EXERCISE AIM: The result should be every line in the data below that carries the string "icon".

[Web page and app entries]

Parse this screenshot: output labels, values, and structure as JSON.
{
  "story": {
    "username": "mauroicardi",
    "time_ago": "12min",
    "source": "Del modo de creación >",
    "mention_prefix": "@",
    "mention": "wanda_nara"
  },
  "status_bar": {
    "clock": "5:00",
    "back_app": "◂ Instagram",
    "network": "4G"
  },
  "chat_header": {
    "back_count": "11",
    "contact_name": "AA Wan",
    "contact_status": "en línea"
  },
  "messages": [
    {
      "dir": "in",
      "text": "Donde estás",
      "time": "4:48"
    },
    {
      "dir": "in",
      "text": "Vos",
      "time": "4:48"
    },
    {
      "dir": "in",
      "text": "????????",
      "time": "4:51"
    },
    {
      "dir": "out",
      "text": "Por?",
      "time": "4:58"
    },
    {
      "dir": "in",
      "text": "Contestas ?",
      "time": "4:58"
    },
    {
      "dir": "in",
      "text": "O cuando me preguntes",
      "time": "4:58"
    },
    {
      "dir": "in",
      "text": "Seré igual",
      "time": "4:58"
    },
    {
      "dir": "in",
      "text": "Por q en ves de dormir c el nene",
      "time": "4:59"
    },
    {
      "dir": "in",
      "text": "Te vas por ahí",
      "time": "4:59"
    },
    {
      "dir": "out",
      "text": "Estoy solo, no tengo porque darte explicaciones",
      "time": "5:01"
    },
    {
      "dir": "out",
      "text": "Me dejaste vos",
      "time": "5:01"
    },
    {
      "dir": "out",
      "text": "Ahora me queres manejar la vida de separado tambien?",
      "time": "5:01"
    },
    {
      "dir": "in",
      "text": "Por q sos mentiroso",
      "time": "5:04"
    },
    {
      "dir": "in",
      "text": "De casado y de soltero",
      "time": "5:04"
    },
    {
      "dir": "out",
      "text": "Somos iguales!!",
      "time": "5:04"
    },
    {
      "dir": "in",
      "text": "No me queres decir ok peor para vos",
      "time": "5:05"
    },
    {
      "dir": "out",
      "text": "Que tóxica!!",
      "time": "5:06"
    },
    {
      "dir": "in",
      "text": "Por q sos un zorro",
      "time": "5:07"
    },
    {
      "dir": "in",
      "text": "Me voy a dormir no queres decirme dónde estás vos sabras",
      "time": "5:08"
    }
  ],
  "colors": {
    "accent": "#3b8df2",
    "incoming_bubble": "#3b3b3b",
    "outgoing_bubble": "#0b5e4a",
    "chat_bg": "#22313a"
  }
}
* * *
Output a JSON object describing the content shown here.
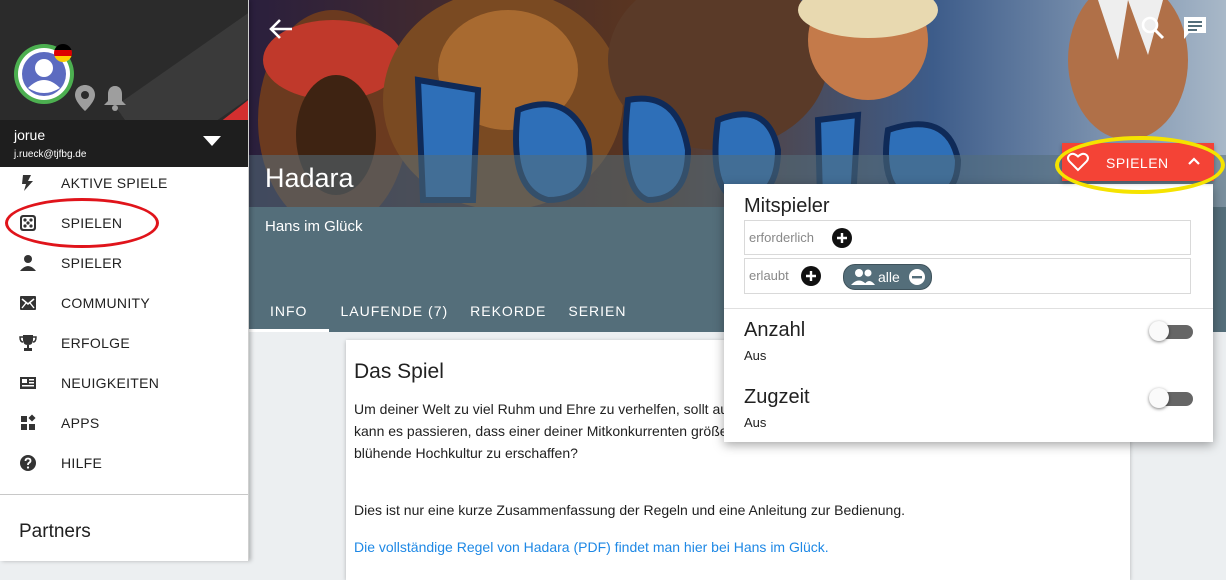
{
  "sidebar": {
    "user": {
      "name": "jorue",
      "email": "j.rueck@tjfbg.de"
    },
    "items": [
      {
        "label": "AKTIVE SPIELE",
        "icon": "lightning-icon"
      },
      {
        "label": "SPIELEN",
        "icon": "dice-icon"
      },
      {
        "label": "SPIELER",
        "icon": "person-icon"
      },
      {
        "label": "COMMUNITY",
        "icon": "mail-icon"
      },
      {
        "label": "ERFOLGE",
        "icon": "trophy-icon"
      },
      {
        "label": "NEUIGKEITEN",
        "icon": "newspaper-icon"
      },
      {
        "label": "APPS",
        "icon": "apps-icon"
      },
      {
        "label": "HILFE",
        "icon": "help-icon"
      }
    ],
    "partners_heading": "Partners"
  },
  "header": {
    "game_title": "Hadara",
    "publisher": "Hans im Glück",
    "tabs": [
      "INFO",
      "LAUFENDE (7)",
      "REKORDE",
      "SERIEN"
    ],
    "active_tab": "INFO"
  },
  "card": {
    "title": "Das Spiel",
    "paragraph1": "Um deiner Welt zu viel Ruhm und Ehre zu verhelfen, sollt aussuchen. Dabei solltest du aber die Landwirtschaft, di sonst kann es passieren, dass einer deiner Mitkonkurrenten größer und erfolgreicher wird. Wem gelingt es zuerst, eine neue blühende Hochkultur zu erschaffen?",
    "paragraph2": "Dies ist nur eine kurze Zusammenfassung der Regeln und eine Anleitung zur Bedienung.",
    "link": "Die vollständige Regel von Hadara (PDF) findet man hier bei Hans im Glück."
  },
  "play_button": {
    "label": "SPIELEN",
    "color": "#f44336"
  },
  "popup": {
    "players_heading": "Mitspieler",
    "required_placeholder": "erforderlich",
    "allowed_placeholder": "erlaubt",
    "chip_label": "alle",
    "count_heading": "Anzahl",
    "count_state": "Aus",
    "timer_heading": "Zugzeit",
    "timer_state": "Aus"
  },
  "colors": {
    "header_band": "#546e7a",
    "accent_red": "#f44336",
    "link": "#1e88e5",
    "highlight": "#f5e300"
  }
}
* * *
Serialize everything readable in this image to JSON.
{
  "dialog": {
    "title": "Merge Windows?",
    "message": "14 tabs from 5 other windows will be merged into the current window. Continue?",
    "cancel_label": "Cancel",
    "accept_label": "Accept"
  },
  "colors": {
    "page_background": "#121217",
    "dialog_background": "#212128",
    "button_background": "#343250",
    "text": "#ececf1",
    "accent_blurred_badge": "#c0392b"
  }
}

EXERCISE ANSWER:
        "icon": "lightning-icon"
        "icon": "dice-icon"
        "icon": "person-icon"
        "icon": "mail-icon"
        "icon": "trophy-icon"
        "icon": "newspaper-icon"
        "icon": "apps-icon"
        "icon": "help-icon"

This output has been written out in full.